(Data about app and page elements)
····················

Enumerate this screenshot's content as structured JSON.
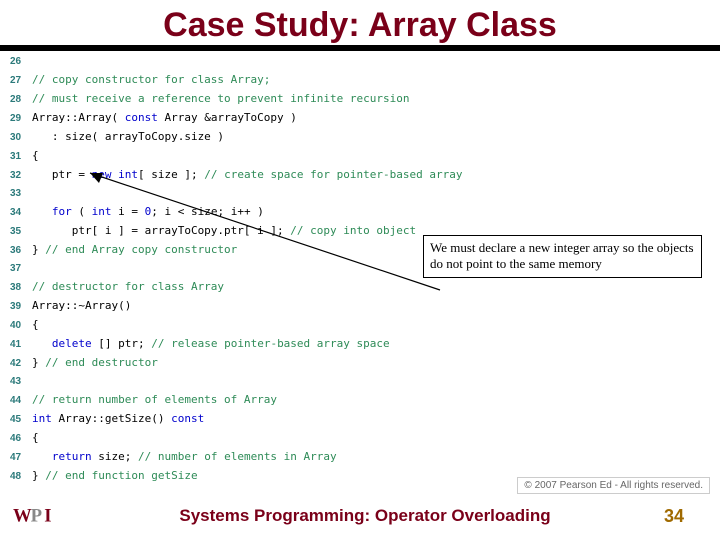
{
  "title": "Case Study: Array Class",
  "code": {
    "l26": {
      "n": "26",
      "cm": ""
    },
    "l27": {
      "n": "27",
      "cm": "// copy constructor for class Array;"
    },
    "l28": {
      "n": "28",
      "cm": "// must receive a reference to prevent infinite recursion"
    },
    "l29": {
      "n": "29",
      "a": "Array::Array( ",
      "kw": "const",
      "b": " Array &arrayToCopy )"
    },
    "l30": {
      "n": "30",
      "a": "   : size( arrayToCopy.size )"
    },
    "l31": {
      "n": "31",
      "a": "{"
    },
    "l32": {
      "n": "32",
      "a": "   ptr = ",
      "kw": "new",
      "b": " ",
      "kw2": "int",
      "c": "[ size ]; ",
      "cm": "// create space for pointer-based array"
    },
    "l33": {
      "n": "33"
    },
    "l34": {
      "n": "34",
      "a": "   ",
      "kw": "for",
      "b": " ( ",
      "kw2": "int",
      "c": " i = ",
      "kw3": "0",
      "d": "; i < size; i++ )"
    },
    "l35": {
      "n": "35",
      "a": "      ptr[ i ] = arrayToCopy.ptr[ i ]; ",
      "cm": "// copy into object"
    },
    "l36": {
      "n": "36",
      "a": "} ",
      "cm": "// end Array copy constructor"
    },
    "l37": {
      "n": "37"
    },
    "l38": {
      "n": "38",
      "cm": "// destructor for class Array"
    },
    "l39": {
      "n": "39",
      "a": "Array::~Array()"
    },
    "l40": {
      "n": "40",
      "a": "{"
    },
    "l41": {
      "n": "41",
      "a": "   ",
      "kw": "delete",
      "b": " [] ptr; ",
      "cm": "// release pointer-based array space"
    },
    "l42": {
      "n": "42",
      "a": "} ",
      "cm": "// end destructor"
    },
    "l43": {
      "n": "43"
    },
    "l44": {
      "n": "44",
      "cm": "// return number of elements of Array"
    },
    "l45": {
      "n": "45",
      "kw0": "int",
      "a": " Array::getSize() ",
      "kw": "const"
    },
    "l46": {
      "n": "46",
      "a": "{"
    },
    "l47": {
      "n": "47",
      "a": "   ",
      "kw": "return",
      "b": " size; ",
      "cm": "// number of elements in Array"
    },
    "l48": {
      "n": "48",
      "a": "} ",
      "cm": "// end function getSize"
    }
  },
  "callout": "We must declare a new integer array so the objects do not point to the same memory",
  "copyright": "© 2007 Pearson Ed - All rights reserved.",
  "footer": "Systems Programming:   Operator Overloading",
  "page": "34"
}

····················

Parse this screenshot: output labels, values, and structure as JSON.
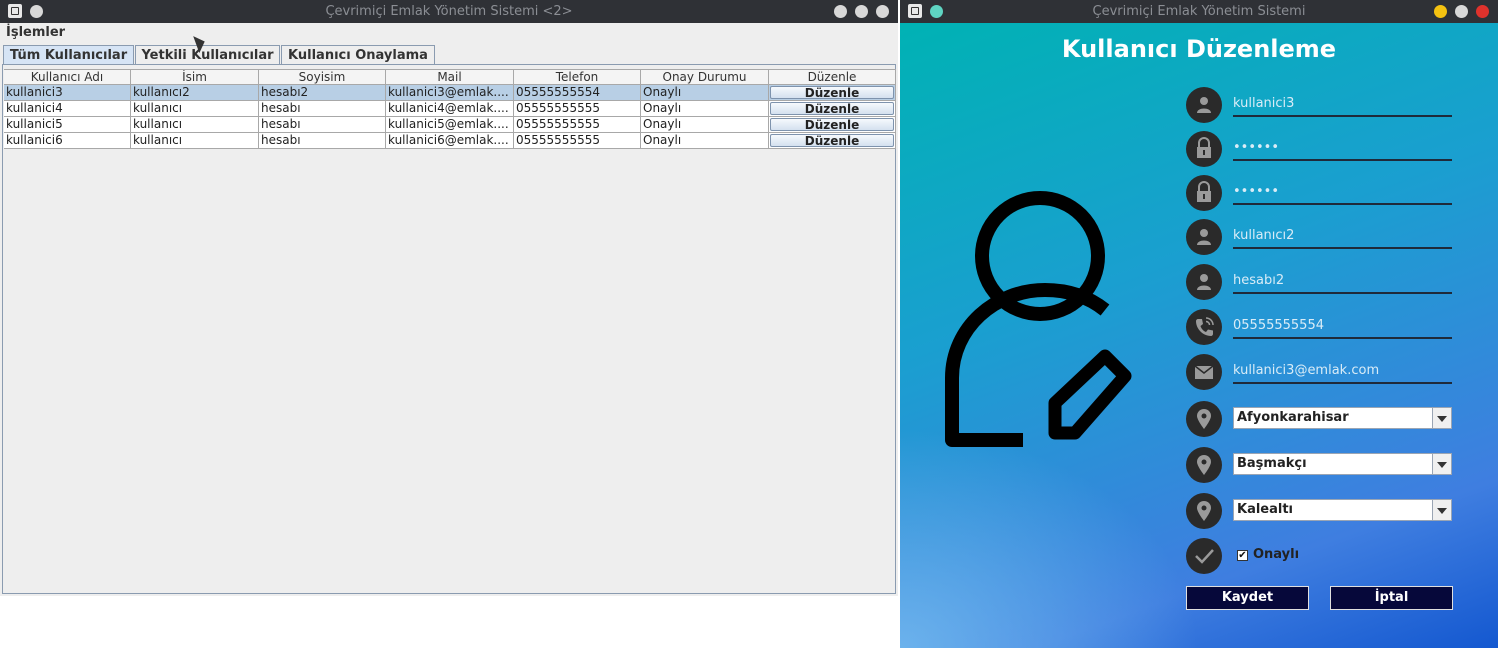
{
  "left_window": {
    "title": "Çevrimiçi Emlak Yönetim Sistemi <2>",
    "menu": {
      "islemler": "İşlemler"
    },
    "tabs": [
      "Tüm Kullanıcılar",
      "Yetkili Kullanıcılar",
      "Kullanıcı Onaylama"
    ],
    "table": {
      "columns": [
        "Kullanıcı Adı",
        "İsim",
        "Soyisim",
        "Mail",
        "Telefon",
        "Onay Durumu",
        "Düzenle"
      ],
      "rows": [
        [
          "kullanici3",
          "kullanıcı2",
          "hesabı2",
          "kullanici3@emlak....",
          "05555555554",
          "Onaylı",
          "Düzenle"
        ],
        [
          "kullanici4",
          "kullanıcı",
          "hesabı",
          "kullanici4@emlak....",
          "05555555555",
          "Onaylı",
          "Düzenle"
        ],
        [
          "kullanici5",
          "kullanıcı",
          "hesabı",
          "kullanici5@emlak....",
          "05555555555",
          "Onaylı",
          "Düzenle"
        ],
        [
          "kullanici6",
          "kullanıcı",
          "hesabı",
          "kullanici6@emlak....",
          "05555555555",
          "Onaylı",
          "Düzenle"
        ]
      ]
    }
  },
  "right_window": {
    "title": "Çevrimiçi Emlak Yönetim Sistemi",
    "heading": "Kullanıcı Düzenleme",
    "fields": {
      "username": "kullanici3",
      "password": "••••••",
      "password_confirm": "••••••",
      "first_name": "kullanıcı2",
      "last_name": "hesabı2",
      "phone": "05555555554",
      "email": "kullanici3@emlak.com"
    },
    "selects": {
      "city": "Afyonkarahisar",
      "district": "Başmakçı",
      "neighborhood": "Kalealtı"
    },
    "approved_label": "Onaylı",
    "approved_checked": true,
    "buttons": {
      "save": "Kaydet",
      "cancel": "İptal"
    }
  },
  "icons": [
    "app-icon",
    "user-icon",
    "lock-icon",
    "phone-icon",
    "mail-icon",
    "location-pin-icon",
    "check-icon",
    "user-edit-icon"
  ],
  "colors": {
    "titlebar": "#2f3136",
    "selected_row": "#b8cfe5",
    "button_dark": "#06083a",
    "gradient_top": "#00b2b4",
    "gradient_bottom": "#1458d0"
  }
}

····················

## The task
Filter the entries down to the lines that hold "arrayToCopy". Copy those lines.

## Expected answer
      "b": " Array &arrayToCopy )"
      "a": "   : size( arrayToCopy.size )"
      "a": "      ptr[ i ] = arrayToCopy.ptr[ i ]; ",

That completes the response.